┌──

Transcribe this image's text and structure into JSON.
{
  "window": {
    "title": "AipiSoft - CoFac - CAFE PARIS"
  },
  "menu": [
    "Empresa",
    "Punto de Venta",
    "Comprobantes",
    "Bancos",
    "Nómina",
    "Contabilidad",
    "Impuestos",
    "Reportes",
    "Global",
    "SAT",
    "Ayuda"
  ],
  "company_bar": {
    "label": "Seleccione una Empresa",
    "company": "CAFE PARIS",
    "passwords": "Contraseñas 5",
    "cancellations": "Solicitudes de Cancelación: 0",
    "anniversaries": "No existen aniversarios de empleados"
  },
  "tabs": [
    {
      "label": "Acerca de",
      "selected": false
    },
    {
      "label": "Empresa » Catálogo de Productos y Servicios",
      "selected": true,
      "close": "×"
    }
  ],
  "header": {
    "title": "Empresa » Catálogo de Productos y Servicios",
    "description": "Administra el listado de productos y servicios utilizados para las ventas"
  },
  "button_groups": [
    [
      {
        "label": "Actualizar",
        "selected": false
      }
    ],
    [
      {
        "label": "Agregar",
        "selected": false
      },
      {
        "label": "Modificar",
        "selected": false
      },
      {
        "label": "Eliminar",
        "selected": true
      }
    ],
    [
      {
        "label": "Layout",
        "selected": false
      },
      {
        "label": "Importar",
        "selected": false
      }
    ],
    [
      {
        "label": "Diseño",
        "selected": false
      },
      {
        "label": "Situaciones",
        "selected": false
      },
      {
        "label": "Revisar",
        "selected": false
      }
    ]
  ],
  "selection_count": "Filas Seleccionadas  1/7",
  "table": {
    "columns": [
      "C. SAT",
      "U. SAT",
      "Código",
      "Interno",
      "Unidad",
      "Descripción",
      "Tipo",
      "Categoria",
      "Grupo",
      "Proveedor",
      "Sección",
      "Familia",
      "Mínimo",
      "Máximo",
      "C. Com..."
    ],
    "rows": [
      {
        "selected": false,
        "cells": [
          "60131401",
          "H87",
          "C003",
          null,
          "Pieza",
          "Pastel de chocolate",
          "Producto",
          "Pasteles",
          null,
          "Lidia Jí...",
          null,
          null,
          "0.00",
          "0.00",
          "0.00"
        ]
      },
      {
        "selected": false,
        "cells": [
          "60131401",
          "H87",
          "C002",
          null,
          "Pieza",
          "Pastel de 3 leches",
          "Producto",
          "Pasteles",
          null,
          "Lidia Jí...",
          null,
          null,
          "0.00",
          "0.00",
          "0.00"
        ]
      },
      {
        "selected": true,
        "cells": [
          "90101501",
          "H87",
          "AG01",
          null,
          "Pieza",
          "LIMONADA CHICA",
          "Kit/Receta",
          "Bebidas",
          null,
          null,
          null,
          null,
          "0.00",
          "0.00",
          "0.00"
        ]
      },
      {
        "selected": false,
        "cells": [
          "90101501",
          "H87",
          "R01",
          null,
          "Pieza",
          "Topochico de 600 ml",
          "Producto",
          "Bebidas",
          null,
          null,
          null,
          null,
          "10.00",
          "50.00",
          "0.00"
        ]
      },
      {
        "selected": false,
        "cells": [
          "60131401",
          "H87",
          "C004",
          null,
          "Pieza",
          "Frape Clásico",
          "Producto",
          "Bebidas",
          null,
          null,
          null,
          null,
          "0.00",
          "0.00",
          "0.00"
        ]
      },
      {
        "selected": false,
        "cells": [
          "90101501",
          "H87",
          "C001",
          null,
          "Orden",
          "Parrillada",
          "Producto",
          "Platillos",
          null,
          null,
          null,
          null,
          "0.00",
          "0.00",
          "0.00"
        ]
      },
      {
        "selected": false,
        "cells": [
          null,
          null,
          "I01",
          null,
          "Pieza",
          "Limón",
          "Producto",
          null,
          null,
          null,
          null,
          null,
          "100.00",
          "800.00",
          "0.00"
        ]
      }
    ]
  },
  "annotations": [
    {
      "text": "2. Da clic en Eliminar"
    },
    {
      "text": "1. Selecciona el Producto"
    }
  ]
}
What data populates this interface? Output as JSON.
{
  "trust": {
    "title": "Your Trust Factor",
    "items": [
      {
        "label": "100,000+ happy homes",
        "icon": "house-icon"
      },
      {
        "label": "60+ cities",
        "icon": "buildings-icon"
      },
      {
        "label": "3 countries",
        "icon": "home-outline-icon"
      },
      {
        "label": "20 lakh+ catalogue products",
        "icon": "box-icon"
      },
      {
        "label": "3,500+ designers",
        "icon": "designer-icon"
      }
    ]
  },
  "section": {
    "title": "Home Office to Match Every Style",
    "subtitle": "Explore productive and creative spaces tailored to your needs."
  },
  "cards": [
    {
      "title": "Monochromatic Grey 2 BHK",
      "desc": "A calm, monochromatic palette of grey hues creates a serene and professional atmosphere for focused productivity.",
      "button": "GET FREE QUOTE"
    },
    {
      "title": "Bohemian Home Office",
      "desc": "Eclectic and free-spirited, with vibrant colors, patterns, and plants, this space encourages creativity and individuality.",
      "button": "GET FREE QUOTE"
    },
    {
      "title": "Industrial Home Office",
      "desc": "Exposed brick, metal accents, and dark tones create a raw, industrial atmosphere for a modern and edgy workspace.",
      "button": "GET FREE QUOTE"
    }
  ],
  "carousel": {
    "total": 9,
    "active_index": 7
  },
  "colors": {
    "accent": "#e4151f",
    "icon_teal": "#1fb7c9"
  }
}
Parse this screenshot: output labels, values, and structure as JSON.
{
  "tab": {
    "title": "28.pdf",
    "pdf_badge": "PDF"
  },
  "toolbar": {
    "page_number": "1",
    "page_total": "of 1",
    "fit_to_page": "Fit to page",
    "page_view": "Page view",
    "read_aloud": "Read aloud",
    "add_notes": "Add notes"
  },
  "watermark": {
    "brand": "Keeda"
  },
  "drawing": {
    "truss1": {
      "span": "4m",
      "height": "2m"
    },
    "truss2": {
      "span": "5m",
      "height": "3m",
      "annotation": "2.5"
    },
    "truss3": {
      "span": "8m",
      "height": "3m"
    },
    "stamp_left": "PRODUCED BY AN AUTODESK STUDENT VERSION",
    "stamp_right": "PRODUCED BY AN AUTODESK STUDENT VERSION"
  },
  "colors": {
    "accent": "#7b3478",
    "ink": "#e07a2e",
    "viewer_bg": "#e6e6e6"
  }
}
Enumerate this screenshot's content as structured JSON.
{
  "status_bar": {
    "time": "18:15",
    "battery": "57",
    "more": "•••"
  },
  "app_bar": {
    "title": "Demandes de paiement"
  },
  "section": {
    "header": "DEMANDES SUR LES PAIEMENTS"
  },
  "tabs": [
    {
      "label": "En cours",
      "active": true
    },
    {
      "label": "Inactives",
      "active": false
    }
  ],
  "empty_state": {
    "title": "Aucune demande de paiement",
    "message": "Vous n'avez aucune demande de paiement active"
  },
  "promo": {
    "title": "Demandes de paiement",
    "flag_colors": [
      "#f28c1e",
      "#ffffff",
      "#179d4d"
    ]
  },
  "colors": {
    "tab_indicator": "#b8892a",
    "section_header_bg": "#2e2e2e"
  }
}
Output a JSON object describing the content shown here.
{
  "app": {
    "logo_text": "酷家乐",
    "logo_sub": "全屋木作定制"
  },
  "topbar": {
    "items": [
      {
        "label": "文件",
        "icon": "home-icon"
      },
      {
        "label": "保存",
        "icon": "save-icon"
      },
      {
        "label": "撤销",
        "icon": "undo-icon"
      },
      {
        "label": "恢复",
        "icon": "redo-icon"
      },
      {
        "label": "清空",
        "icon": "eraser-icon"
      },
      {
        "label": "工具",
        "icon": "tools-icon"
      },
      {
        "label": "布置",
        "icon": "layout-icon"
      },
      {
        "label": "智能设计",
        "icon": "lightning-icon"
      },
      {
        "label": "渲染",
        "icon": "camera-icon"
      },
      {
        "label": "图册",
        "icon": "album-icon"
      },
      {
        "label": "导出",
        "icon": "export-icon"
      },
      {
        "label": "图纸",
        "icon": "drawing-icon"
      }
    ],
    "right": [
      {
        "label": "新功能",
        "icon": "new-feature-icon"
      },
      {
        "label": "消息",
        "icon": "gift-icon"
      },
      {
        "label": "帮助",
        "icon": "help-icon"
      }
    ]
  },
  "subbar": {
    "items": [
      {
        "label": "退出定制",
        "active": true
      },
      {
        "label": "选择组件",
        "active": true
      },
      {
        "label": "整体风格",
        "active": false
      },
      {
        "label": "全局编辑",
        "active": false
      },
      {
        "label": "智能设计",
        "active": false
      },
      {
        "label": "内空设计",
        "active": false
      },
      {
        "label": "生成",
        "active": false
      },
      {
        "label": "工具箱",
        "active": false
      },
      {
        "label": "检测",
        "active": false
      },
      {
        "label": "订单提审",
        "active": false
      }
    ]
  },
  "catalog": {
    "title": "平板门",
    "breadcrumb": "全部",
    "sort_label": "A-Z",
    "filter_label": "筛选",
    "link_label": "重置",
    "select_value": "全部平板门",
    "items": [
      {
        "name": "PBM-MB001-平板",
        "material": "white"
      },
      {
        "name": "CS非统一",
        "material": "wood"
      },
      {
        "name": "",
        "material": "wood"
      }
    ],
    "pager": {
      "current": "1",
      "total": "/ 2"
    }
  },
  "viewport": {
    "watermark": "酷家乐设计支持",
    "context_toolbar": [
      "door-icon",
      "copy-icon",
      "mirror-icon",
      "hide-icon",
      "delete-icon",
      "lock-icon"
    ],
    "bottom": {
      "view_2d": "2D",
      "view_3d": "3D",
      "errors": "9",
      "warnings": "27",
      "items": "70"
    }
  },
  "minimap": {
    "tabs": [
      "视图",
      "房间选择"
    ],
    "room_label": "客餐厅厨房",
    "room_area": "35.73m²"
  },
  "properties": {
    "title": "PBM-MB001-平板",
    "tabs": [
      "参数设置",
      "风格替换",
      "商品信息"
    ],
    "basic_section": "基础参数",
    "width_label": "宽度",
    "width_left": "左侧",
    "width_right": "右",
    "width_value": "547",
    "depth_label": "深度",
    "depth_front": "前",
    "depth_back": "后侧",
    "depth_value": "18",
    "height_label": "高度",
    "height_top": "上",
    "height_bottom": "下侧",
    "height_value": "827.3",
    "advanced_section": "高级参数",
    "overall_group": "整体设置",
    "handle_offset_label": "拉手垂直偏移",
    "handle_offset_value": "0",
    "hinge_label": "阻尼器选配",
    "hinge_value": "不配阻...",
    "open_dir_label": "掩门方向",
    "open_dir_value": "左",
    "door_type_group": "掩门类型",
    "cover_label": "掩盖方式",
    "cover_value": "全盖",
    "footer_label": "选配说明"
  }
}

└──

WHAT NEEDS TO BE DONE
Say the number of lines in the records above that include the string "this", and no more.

WRITTEN SOLUTION
5